My cousin shared a picture of an amazing challah with me, a challah for Sukkot shaped like a lulav and etrog. I took one look and knew I had to try to do it. And I honestly can’t believe how beautiful it turned out!
For this much shaping, I used a heavier dough. Too stiff for the standing mixer, so I mixed it in the food processor.
For this post though, I will focus on how to shape the challah, rather than on the particular dough recipe. You can use whatever challah recipe you want for this.
How to Shape a Lulav Challah
1. Make a dough that is enough for two 1 lb. challahs.
2. Use 1/3 dough, cover the rest with plastic wrap to keep it from drying out. Divide the piece into 3 and roll each into a long strand. Braid it into a tight 3 strand braid. This will be the main part of the lulav. Place it on a parchment covered baking sheet.
3. Use half of the remaining dough, divide it into 4 balls, with one ball a bit larger than the others. The large ball will serve as the base of the lulav, so elongate it a little.
4. Shape 2 of the balls into ovoids. They will go on either side of the braid. Prick them with a fork to texturize.
5. Shape the last ball into the etrog – a lemon shape with a small stem on the top.
6. With the remaining dough:
– roll out small strands to create the weaving over the base of the lulav.

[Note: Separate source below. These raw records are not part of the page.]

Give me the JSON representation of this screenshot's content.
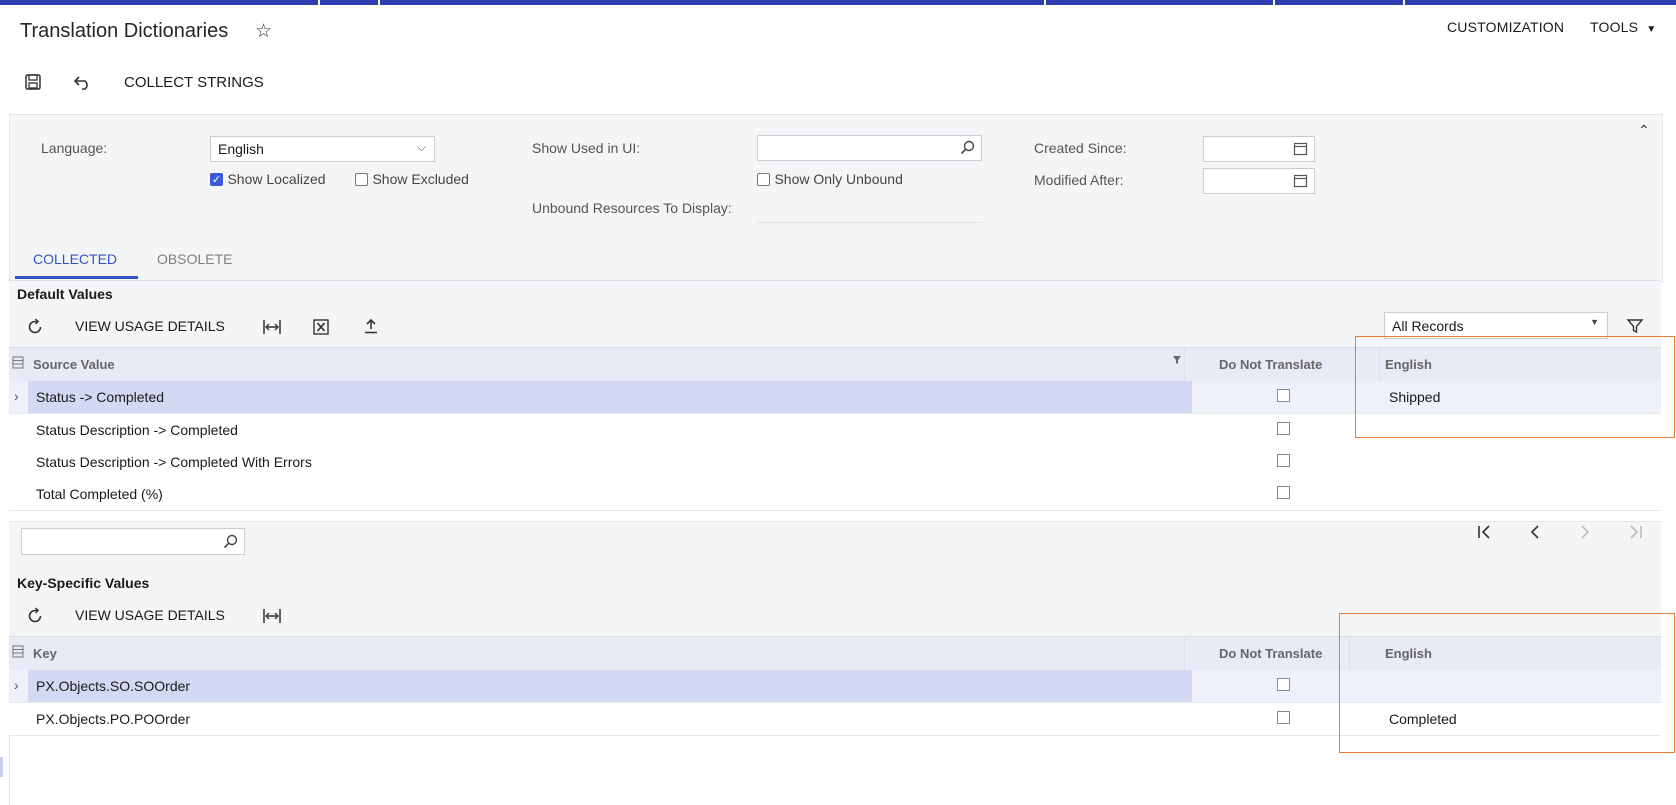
{
  "header": {
    "title": "Translation Dictionaries",
    "customization": "CUSTOMIZATION",
    "tools": "TOOLS"
  },
  "toolbar": {
    "collect_strings": "COLLECT STRINGS"
  },
  "filters": {
    "language_label": "Language:",
    "language_value": "English",
    "show_localized": "Show Localized",
    "show_excluded": "Show Excluded",
    "show_used_label": "Show Used in UI:",
    "show_only_unbound": "Show Only Unbound",
    "unbound_label": "Unbound Resources To Display:",
    "created_since_label": "Created Since:",
    "modified_after_label": "Modified After:"
  },
  "tabs": [
    "COLLECTED",
    "OBSOLETE"
  ],
  "default_values": {
    "title": "Default Values",
    "view_usage": "VIEW USAGE DETAILS",
    "records_filter": "All Records",
    "columns": {
      "source": "Source Value",
      "dnt": "Do Not Translate",
      "english": "English"
    },
    "rows": [
      {
        "source": "Status -> Completed",
        "english": "Shipped"
      },
      {
        "source": "Status Description -> Completed",
        "english": ""
      },
      {
        "source": "Status Description -> Completed With Errors",
        "english": ""
      },
      {
        "source": "Total Completed (%)",
        "english": ""
      }
    ]
  },
  "key_values": {
    "title": "Key-Specific Values",
    "view_usage": "VIEW USAGE DETAILS",
    "columns": {
      "key": "Key",
      "dnt": "Do Not Translate",
      "english": "English"
    },
    "rows": [
      {
        "key": "PX.Objects.SO.SOOrder",
        "english": ""
      },
      {
        "key": "PX.Objects.PO.POOrder",
        "english": "Completed"
      }
    ]
  },
  "colors": {
    "accent": "#2f3fb3",
    "highlight": "#e67e37",
    "selected_row": "#d3d8f3"
  }
}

– Roll out 2 medium-lengths strands, twist them together and lay them across the top of the base and the bottom of the braid.
– Roll out very thin strands for the branches and tiny balls and ovals for the leaves. These will come out of the tip of the fork-pricked ovoids.

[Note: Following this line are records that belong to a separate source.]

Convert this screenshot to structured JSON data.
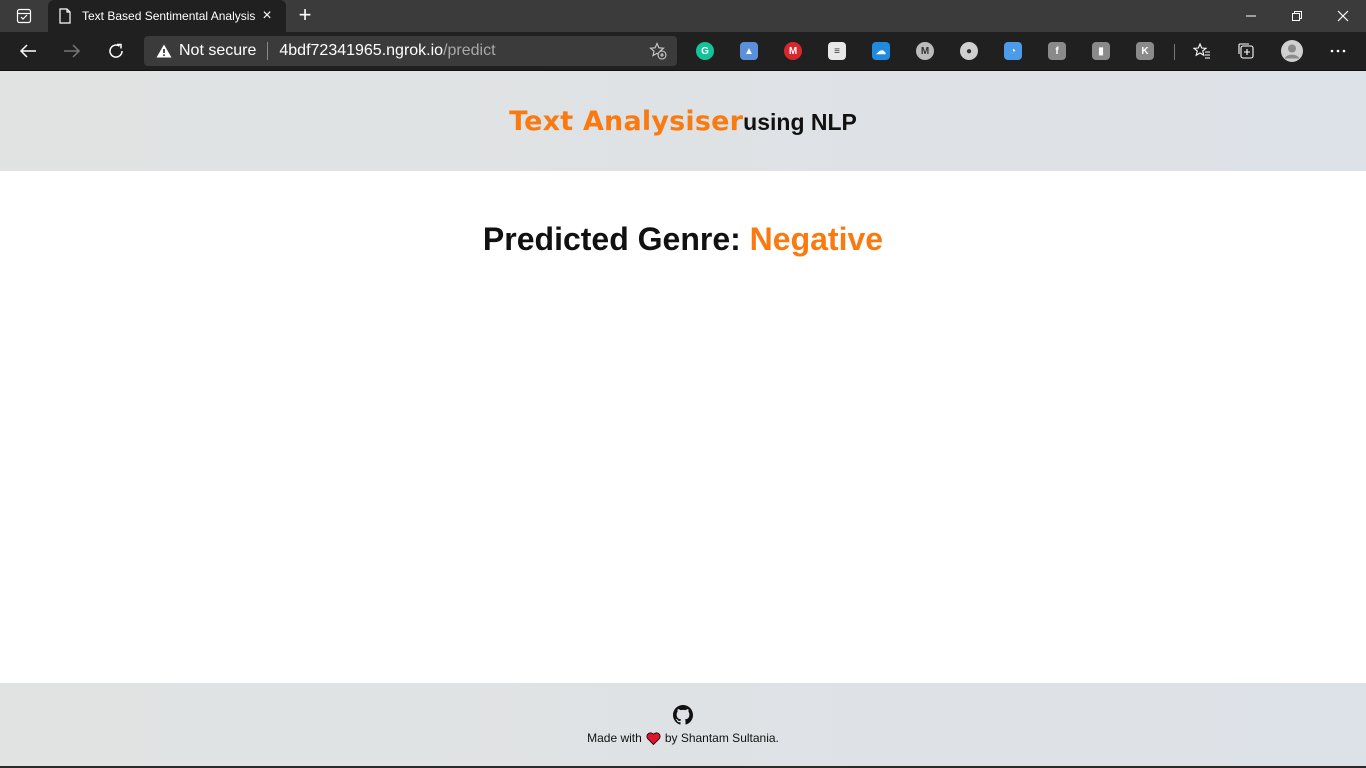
{
  "browser": {
    "tab": {
      "title": "Text Based Sentimental Analysis",
      "close_label": "×"
    },
    "new_tab_label": "+",
    "address": {
      "security_label": "Not secure",
      "host": "4bdf72341965.ngrok.io",
      "path": "/predict"
    },
    "extensions": [
      {
        "name": "grammarly",
        "glyph": "G",
        "color": "#15c39a"
      },
      {
        "name": "cloud-upload",
        "glyph": "▲",
        "color": "#5b8fd9"
      },
      {
        "name": "mega",
        "glyph": "M",
        "color": "#d9272e"
      },
      {
        "name": "notion-like",
        "glyph": "≡",
        "color": "#e8e8e8"
      },
      {
        "name": "onedrive",
        "glyph": "☁",
        "color": "#1e8be0"
      },
      {
        "name": "ext-circle",
        "glyph": "M",
        "color": "#bcbcbc"
      },
      {
        "name": "ext-record",
        "glyph": "●",
        "color": "#d0d0d0"
      },
      {
        "name": "ext-rainbow",
        "glyph": "◔",
        "color": "#4c9be8"
      },
      {
        "name": "facebook",
        "glyph": "f",
        "color": "#8a8a8a"
      },
      {
        "name": "ext-chart",
        "glyph": "▮",
        "color": "#8a8a8a"
      },
      {
        "name": "ext-k",
        "glyph": "K",
        "color": "#8a8a8a"
      }
    ]
  },
  "header": {
    "brand_name": "Text Analysiser",
    "brand_suffix": "using NLP"
  },
  "result": {
    "label": "Predicted Genre: ",
    "value": "Negative"
  },
  "footer": {
    "made_with": "Made with",
    "by_text": "by Shantam Sultania."
  },
  "colors": {
    "accent": "#f97a11",
    "heart": "#e3122d"
  }
}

7. Let the dough rise again for another hour or so. Heat oven to 325F
8. Brush with egg wash (beaten egg).
9. Bake for 15 minutes, check how the dough is browning, if it is browning too much, tent the small pieces with foil. Bake for another 15 – 25 minutes, checking after each 10 minutes.
10. Cool on a wire rack.